Description of the task: Where a line of the records holds the string "type", copy that line.

-- Dataset excerpts follows --

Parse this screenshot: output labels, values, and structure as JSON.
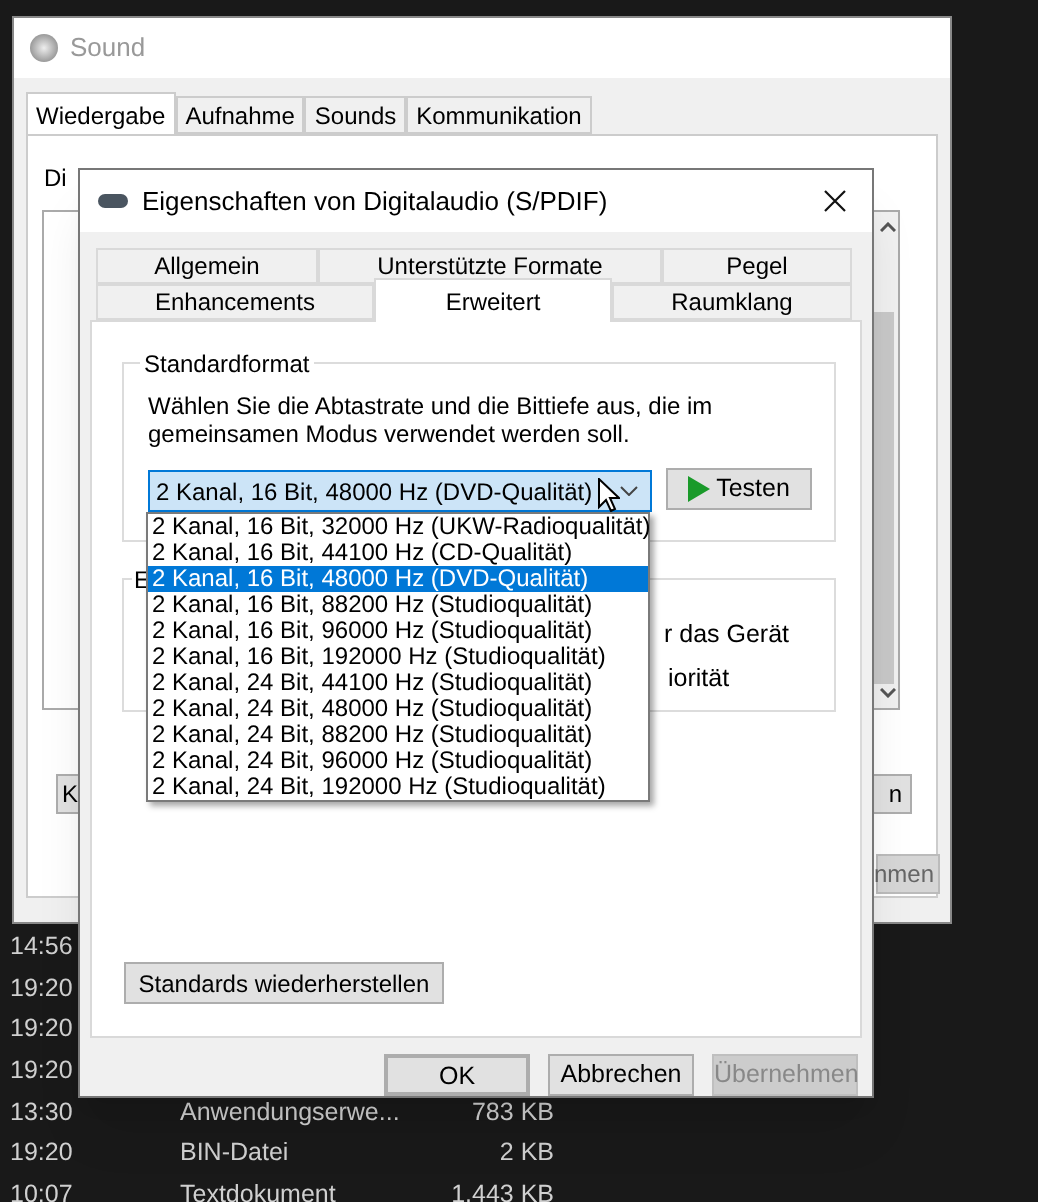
{
  "background_list": {
    "rows": [
      {
        "time": "14:56"
      },
      {
        "time": "19:20"
      },
      {
        "time": "19:20"
      },
      {
        "time": "19:20"
      },
      {
        "time": "13:30",
        "type": "Anwendungserwe...",
        "size": "783 KB"
      },
      {
        "time": "19:20",
        "type": "BIN-Datei",
        "size": "2 KB"
      },
      {
        "time": "10:07",
        "type": "Textdokument",
        "size": "1.443 KB"
      }
    ]
  },
  "sound_window": {
    "title": "Sound",
    "tabs": [
      {
        "label": "Wiedergabe",
        "selected": true
      },
      {
        "label": "Aufnahme",
        "selected": false
      },
      {
        "label": "Sounds",
        "selected": false
      },
      {
        "label": "Kommunikation",
        "selected": false
      }
    ],
    "intro": "Di",
    "buttons": [
      {
        "label": "K",
        "disabled": false
      },
      {
        "label": "n",
        "disabled": false
      },
      {
        "label": "nmen",
        "disabled": true
      }
    ]
  },
  "dialog": {
    "title": "Eigenschaften von Digitalaudio (S/PDIF)",
    "tab_rows": [
      [
        {
          "label": "Allgemein",
          "selected": false
        },
        {
          "label": "Unterstützte Formate",
          "selected": false
        },
        {
          "label": "Pegel",
          "selected": false
        }
      ],
      [
        {
          "label": "Enhancements",
          "selected": false
        },
        {
          "label": "Erweitert",
          "selected": true
        },
        {
          "label": "Raumklang",
          "selected": false
        }
      ]
    ],
    "default_format": {
      "title": "Standardformat",
      "description": "Wählen Sie die Abtastrate und die Bittiefe aus, die im gemeinsamen Modus verwendet werden soll.",
      "select": {
        "value": "2 Kanal, 16 Bit, 48000 Hz (DVD-Qualität)",
        "expanded": true,
        "options": [
          {
            "label": "2 Kanal, 16 Bit, 32000 Hz (UKW-Radioqualität)",
            "selected": false
          },
          {
            "label": "2 Kanal, 16 Bit, 44100 Hz (CD-Qualität)",
            "selected": false
          },
          {
            "label": "2 Kanal, 16 Bit, 48000 Hz (DVD-Qualität)",
            "selected": true
          },
          {
            "label": "2 Kanal, 16 Bit, 88200 Hz (Studioqualität)",
            "selected": false
          },
          {
            "label": "2 Kanal, 16 Bit, 96000 Hz (Studioqualität)",
            "selected": false
          },
          {
            "label": "2 Kanal, 16 Bit, 192000 Hz (Studioqualität)",
            "selected": false
          },
          {
            "label": "2 Kanal, 24 Bit, 44100 Hz (Studioqualität)",
            "selected": false
          },
          {
            "label": "2 Kanal, 24 Bit, 48000 Hz (Studioqualität)",
            "selected": false
          },
          {
            "label": "2 Kanal, 24 Bit, 88200 Hz (Studioqualität)",
            "selected": false
          },
          {
            "label": "2 Kanal, 24 Bit, 96000 Hz (Studioqualität)",
            "selected": false
          },
          {
            "label": "2 Kanal, 24 Bit, 192000 Hz (Studioqualität)",
            "selected": false
          }
        ]
      },
      "test_button": "Testen"
    },
    "exclusive_group": {
      "title": "E",
      "lines": [
        "r das Gerät",
        "iorität"
      ]
    },
    "restore_button": "Standards wiederherstellen",
    "buttons": [
      {
        "label": "OK",
        "default": true,
        "disabled": false
      },
      {
        "label": "Abbrechen",
        "default": false,
        "disabled": false
      },
      {
        "label": "Übernehmen",
        "default": false,
        "disabled": true
      }
    ]
  }
}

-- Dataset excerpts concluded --

Response to this task:
        "type": "Anwendungserwe...",
        "type": "BIN-Datei",
        "type": "Textdokument",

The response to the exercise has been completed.